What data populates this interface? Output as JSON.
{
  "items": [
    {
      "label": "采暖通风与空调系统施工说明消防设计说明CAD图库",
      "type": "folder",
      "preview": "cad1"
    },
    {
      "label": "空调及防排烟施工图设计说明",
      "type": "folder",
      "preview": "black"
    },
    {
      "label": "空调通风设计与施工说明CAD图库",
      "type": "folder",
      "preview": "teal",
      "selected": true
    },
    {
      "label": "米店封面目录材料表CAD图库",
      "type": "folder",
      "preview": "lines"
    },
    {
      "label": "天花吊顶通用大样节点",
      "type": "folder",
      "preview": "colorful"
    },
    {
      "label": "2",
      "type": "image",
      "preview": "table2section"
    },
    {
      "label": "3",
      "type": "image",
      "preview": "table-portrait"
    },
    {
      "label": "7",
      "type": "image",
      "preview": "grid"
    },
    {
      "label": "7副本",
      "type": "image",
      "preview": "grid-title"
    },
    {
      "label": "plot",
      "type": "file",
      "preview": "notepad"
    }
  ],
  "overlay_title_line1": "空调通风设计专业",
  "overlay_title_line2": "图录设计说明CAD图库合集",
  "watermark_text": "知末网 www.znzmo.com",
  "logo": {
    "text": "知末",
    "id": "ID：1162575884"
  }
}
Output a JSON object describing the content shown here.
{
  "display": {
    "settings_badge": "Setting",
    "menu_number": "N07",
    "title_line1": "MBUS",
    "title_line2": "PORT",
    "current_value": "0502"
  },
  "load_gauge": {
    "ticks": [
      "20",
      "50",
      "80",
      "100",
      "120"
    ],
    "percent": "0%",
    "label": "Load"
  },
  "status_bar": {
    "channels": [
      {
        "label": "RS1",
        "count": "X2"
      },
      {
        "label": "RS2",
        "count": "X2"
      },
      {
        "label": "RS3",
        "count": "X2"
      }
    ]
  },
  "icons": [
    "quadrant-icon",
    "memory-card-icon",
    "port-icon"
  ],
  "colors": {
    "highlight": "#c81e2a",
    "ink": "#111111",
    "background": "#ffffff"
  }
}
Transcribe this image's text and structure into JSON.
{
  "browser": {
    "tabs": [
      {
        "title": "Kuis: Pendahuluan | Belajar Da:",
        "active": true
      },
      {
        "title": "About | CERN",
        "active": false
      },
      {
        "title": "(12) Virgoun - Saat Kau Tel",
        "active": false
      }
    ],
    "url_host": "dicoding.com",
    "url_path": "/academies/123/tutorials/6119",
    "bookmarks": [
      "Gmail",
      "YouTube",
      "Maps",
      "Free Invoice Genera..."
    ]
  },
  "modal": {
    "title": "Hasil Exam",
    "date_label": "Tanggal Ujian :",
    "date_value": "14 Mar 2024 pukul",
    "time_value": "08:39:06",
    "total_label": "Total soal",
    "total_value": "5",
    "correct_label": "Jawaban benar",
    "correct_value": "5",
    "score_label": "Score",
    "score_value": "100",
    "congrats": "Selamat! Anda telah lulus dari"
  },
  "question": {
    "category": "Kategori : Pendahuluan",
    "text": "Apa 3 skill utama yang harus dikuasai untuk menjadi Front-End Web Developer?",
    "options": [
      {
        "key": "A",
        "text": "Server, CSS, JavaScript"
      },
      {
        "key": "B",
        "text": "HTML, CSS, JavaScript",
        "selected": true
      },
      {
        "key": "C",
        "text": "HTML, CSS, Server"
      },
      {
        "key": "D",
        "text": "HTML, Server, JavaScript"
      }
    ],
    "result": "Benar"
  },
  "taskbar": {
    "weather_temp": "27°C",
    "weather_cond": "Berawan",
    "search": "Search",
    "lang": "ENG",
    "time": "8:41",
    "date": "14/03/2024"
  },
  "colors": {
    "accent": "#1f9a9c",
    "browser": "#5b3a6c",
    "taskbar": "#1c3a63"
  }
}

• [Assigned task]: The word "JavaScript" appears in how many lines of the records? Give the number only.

• [Answer to this task]: 3